Image of Big Island Beach
HTA / Tor Johnson

Volcanoes, Kona coffee and more

Legend has it that two deities — the volcano goddess Pele and the demi-god Kamapuaʻa (the latter of whom could control the weather) — struck a deal to make the vast Big Island of Hawaii’s west side so dry, and its east side so wet. The story’s short version is that, after a battle, the pair divided the island in two, with Pele taking the western half and Kamapuaʻa, the eastern.

Climate & Geography

Even so, the island’s weather isn’t so cut-and-dried. Twelve distinct climate zones exist here, ranging from East Hawaii’s tropical rain forests and Mauna Kea’s frozen tundra to Kaʻu’s arid desert in the south.

Covering 4,028 square miles, the Big Island (or the “Orchid Isle”) is the youngest and largest of the Hawaiian Islands — twice the size of all the other major Islands combined. And with two of the five volcanoes that created the island still active, it continues to grow: Kilauea Caldera is the longest continuously erupting volcano in the world, its present eruptive phase dating back to 1983; Mauna Loa, meanwhile, last erupted in March of 1984, sending lava to within a few miles of East Hawaii’s Hilo town. Of the remaining three volcanoes on the island, Mauna Kea and Kohala are extinct, while Hualalai is considered to be dormant, having last erupted in 1801.

Points of Interest

Until recently, upcountry Waimea’s Parker Ranch was the largest privately owned cattle ranch in the world, and ranching and agriculture continue to be the Big Island’s economic mainstays — particularly beef, Kona coffee, macadamia nuts, fruits and tropical flowers.

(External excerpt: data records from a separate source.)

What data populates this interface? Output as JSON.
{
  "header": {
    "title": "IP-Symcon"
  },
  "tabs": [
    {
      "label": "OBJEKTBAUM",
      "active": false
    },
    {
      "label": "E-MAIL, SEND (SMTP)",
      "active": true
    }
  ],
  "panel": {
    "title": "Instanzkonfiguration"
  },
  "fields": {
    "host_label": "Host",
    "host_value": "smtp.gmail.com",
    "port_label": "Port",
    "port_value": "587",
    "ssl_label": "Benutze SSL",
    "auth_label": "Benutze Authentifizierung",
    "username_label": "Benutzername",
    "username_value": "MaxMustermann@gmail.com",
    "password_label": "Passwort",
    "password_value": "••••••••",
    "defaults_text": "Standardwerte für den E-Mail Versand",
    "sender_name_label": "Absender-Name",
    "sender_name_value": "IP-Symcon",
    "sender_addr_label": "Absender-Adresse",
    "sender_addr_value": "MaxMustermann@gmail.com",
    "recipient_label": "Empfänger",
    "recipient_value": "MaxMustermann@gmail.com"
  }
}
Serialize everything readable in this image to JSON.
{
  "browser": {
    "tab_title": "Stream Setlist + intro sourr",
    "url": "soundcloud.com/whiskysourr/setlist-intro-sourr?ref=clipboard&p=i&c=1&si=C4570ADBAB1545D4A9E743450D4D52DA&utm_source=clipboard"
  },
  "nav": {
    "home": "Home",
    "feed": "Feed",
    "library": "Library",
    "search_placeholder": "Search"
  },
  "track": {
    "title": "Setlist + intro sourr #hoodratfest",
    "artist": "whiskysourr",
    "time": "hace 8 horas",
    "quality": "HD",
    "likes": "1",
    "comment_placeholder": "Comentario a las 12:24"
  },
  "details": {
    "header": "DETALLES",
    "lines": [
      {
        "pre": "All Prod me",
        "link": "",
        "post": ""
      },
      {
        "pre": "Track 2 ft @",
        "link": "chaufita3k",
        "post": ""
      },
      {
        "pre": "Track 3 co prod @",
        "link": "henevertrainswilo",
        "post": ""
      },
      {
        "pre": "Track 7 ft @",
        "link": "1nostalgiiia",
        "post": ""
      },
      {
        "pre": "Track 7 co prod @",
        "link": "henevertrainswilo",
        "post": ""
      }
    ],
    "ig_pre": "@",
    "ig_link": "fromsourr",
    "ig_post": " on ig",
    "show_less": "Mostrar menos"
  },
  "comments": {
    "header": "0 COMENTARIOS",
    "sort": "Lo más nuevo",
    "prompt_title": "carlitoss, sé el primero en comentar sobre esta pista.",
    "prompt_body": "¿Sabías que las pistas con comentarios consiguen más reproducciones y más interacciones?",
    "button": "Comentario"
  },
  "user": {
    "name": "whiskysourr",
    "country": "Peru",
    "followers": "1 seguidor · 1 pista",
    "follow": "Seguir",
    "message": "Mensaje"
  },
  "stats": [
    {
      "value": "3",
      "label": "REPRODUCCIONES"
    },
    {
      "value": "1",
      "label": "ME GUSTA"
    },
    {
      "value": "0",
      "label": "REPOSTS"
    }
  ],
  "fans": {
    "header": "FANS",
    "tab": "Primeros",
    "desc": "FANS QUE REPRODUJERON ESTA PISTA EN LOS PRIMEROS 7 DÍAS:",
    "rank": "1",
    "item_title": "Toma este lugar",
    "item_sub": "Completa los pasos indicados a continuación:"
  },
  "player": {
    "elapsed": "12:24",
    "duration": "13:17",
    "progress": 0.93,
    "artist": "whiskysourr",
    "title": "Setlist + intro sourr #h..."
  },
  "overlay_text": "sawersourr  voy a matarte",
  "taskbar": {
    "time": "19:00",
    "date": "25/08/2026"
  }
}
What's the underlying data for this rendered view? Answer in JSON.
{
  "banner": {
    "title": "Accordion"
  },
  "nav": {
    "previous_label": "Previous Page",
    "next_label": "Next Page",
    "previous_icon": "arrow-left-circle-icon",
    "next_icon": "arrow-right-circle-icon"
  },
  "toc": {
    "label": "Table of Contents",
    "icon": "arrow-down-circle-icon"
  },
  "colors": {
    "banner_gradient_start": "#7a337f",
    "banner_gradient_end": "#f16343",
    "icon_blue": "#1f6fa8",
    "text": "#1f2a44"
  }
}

Resorts and most residential developments are located in coastal areas such as Hilo, Kailua-Kona, and the Kohala Coast, leaving much of island’s interior untouched.

Hot Spot

Hawaii is the youngest island in the chain, and it continues to grow: Kilauea Caldera is the longest continuously erupting volcano in the world, its present eruptive phase dating back to 1983. Hawaii Volcanoes National Park is a short drive from Hilo and a little farther from Kailua-Kona.

Each year the Big Island plays host to a number of world-renowned festivals and sports events, the most notable being the Merrie Monarch Hula Festival (in Hilo each April), the Ironman Triathlon World Championships (in Kona every October) and the Kona Coffee Cultural Festival in November.

What’s More…

  • Though the average temperature on the Big Island ranges from 71 to 77 degrees Fahrenheit in the coastal regions (with temperatures in the low 70s October through April), the summits of Mauna Kea and Mauna Loa are often blanketed with snow.

  • Average annual rainfall ranges from 10 inches at Kawaihae (near the west-facing Kohala Coast) to 128 inches at the Hilo Airport.

  • Fifteen miles off the island’s southeast coast yet another volcano, Loʻihi, is erupting 3,000 feet below the surface of the ocean. While it will still be several thousand years before this volcano breaks the sea’s surface, it has already risen more than 10,000 feet from the sea floor and has a crater that measures three miles across.

  • Kamehameha the Great, who unified the Hawaiian Islands under one king for the first time in 1810, is believed to have been born in the Big Island’s North Kohala area.

  • Captain James Cook, who is widely considered to be the first European to set foot in the Hawaiian Islands, was killed at Kona’s Kealakekua Bay in 1779.

  • The Big Island’s official flower is the lehua ʻohiʻa

  • The island’s official color is red